At first, I was totally excited for this book. Though Americans are low on the world totem pole of academics, I find that Americans put extreme pressure on their children to immediately attend college out of high school.

I loved the idea of a book that addressed it in a very direct way, without squeezing through loopholes. Unfortunately, the book didn’t totally address what I was hoping it would.
Instead, it falls victim to a terrible trope.

The Manic Pixie Dream Girl. The dream girl is Rayne.

What is a Manic Pixie Dream Girl, you ask?

Here is the Ubran Dictionary’s definition:
A Manic Pixie Dream Girl or MPDG, is a term coined by film critic Nathan Rabin after seeing Elizabethtown. It refers to “that bubbly, shallow cinematic creature that exists solely in the fevered imaginations of sensitive writer-directors to teach broodingly soulful young men to embrace life and its infinite mysteries and adventures.” A pretty, outgoing, whacky female romantic lead whose sole purpose is to help broody male characters lighten up and enjoy their lives.

Don’t get me wong, these kinds of characters can sometimes really work for a story. There have been a few that I even love!

Rayne, is not one of them.

In the start, I actually loved her. She was different, in the same way I was different as a teenager. I saw things so much more different than other kids my age.

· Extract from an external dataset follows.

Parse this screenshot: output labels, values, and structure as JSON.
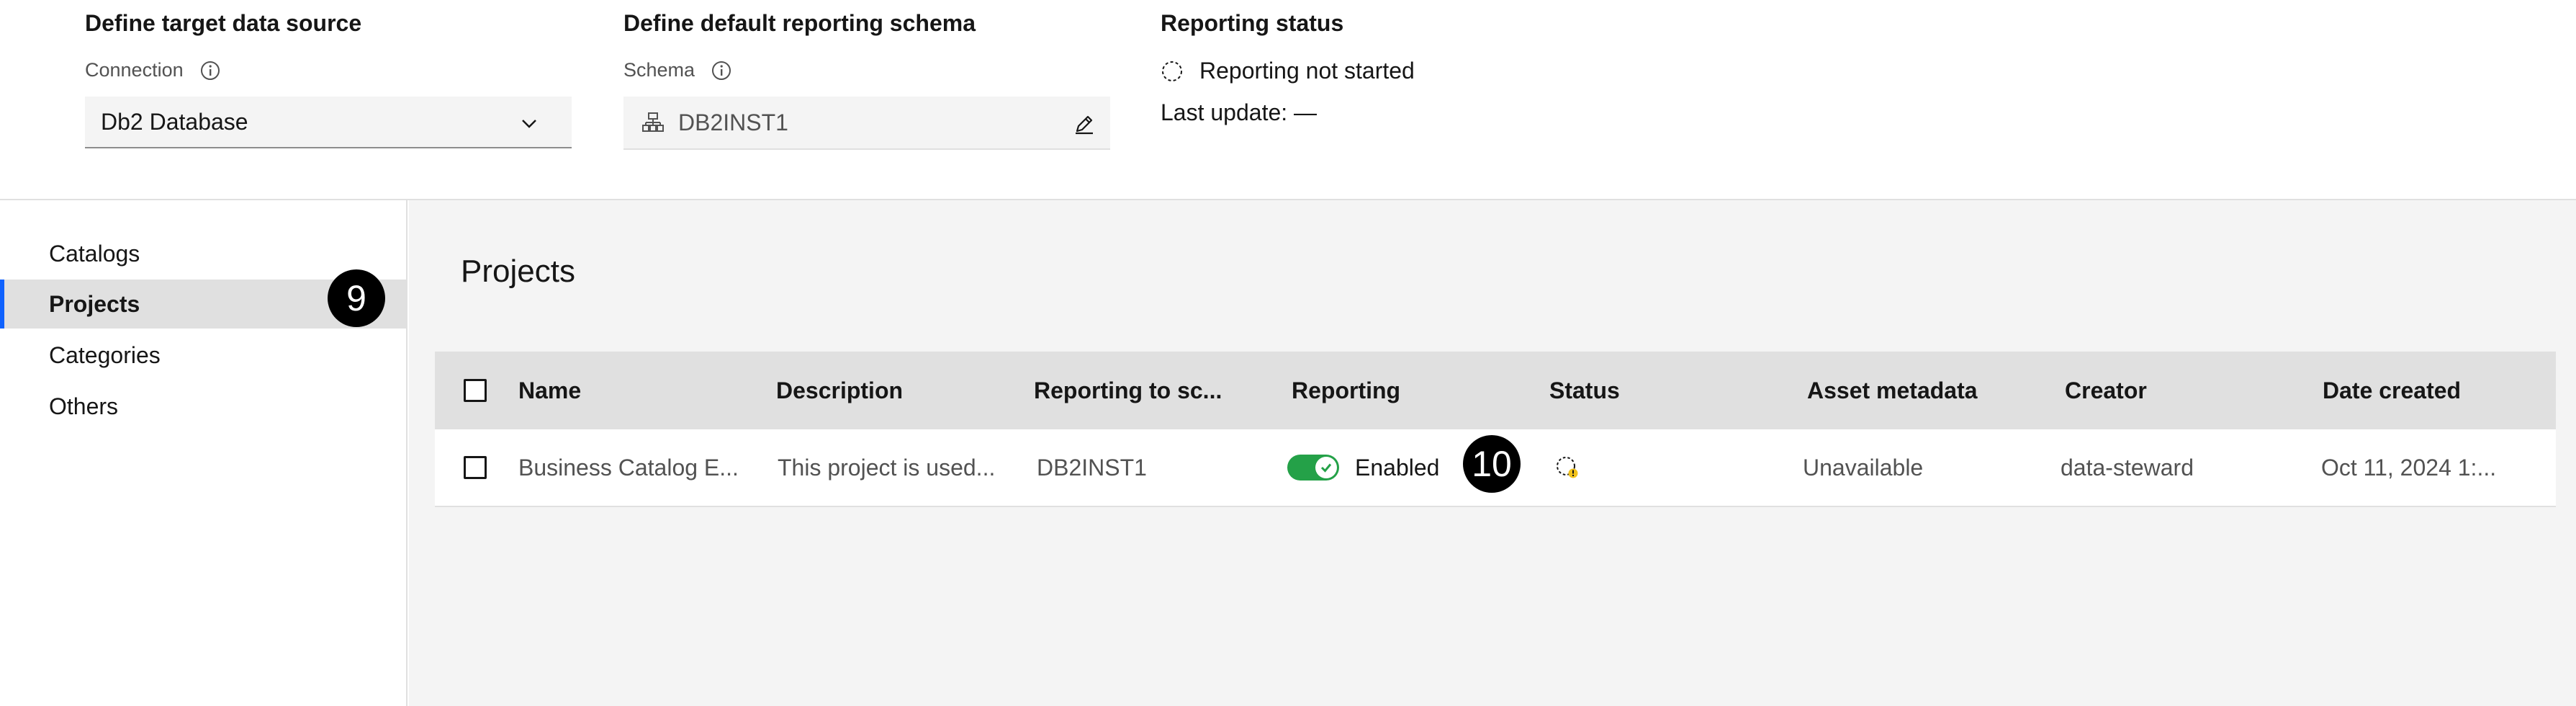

But then, she spirals in to this odd pattern of hot and cold behavior with Cray. It’s so fast and furious, you’ll feel like you’ve been whiplashed. It was too much.
On top of that, it draws a fuzzy line between Cray and Rayne. Yeah, when people say a girl is “leading on” a guy, there are a lot of discussions that the concept doesn’t actually exist.

But in this case, I really felt like Rayne treated Cray unfairly when she was encouraging his affections (and returning them), whilst simultaneously in a serious relationship with a guy from Italy. It was a bizarre game of back and forth with her.

It was just….meh. It was conflict for the sake of conflict and nothing more.

Later on in the book her attitudes about the world around her get more and more…well, manic, and it gets to the point where I start thinking “I think this girl needs a bit of psychiatric help”. She just started jumping to conclusions and flying off the handle in a way that seemed so completely random.

Another issue I have with this book:

Cray’s father.

He was a controlling asshole. And by the end of the book, it was like *shrug* all’s well that ends well!

It ended kind of sitcom style, where dad realizes he’s been too tough but the kid also realizes that the father wanted what was best for him. Yay family kumbaya moment! (Not.)
My experience with controlling people (especially with people as controlling as his father), is that they don’t all of the sudden decide to not be controlling assholes.
They just don’t.

It made the whole thing seem contrived. Completely derailed from reality (or any semblance of it).

It just was a meh read. Not good, not bad….not miserable but not really enjoyable either.
Just. Meh.